Osseous Response Following Resective Therapy with Piezosurgery
Tomaso Vercellotti, MD, DDS / Marc L. Nevins, DMD, MMSc / David M. Kim, DDS / Myron Nevins, DDS / Keisuke Wada, DDS, PhD / Robert K. Schenk, MD, Prof Dr Med / Joseph P. Fiorellini, DMD, DMSc
A piezoelectric instrument vibrating in the ultrasonic frequency range was investigated for its potential use in periodontal resective therapy. The rate of postoperative wound healing (baseline and 14, 28, and 56 days after surgery) in a dog model following surgical ostectomy and osteoplasty was the marker used to compare the efficacy of this instrument (PS) with a commonly used carbide bur (CB) or a diamond bur (DB). The surgical sites treated by CB or DB lost bone, in comparison to baseline measurements, by the 14th day, while the surgical sites treated by PS revealed a gain in the bone level. By day 28, the surgical sites treated by all three instruments demonstrated an increased bone level and regeneration of cementum and periodontal ligament. However, by day 56, the surgical sites treated by CB or DB evidenced a loss of bone, versus a bone gain in the PS-treated sites. Thus, it appears that PS provided more favorable osseous repair and remodeling than CB or DB when surgical ostectomy and osteoplasty procedures were performed. Therefore, PS could be regarded as being efficacious for use in osseous surgery.

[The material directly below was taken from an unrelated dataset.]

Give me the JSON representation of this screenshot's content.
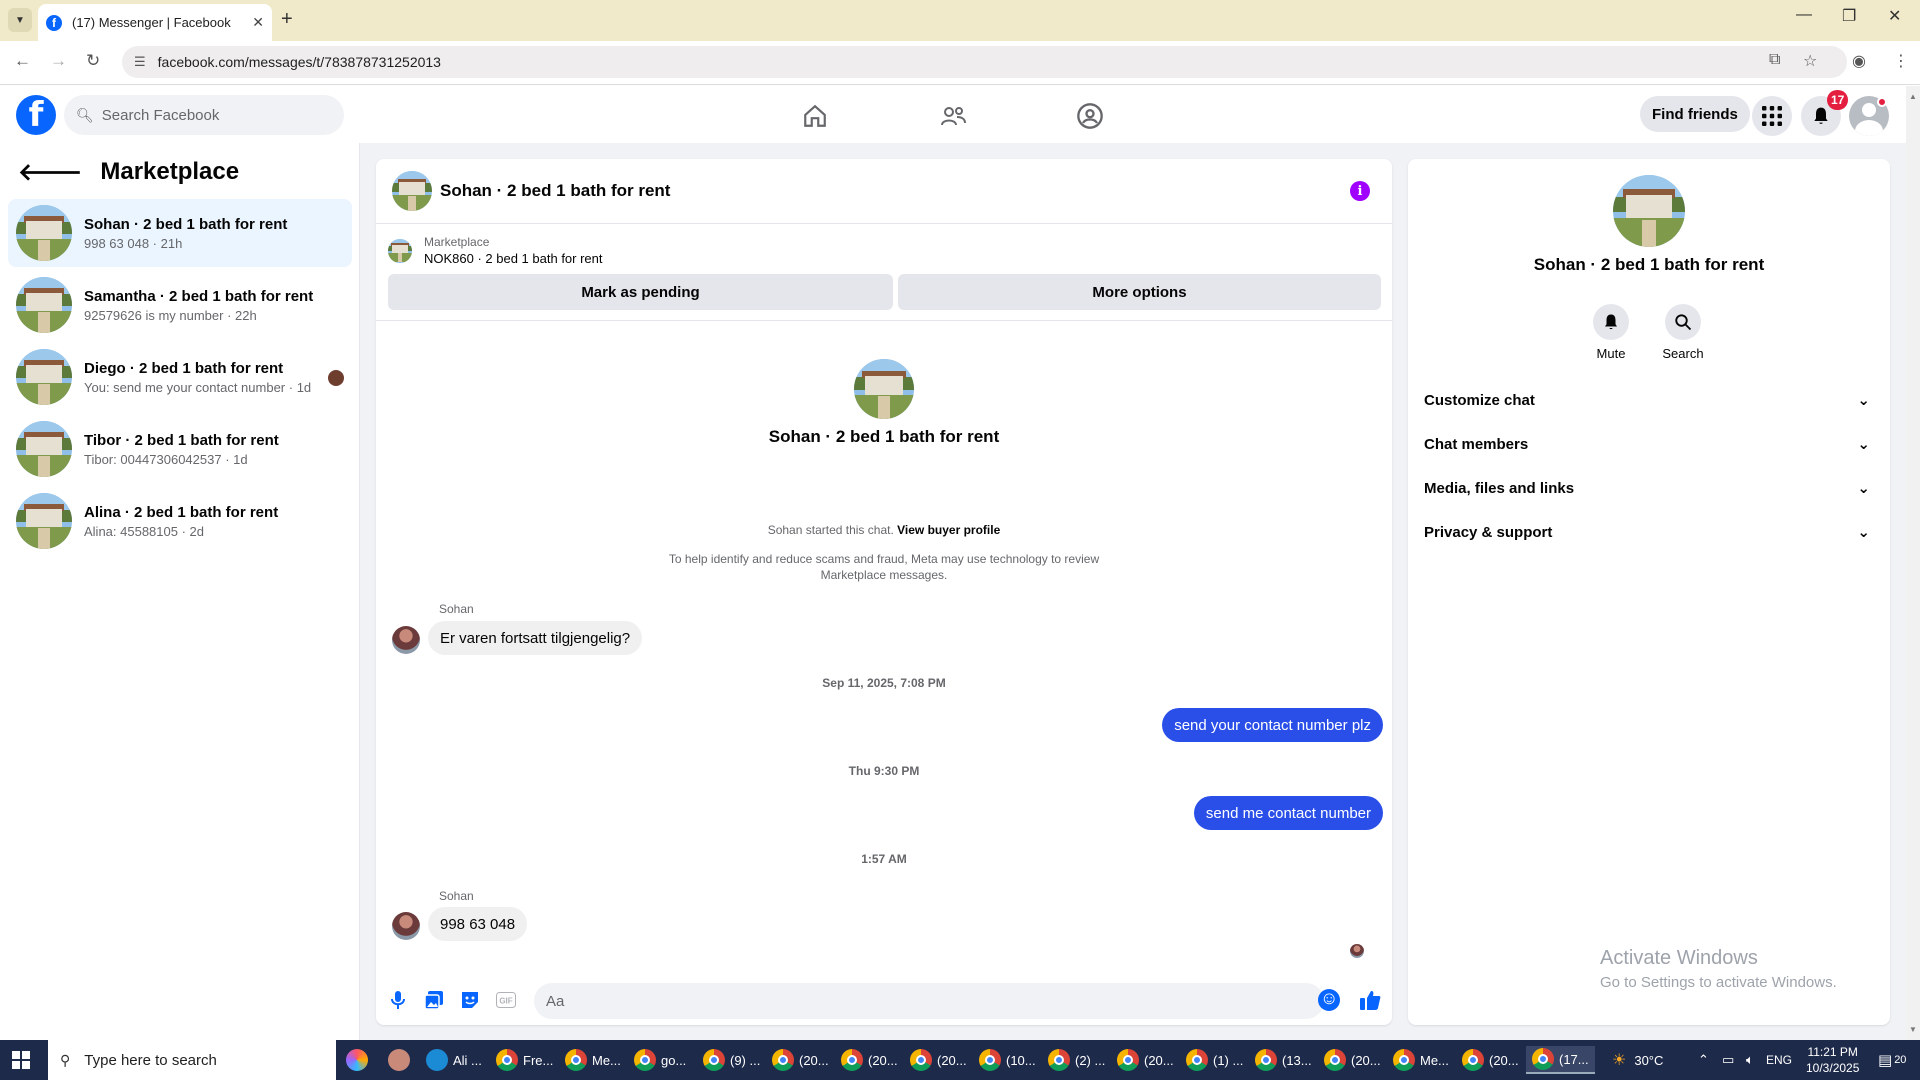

(Int J Periodontics Restorative Dent 2005;25:543–549.)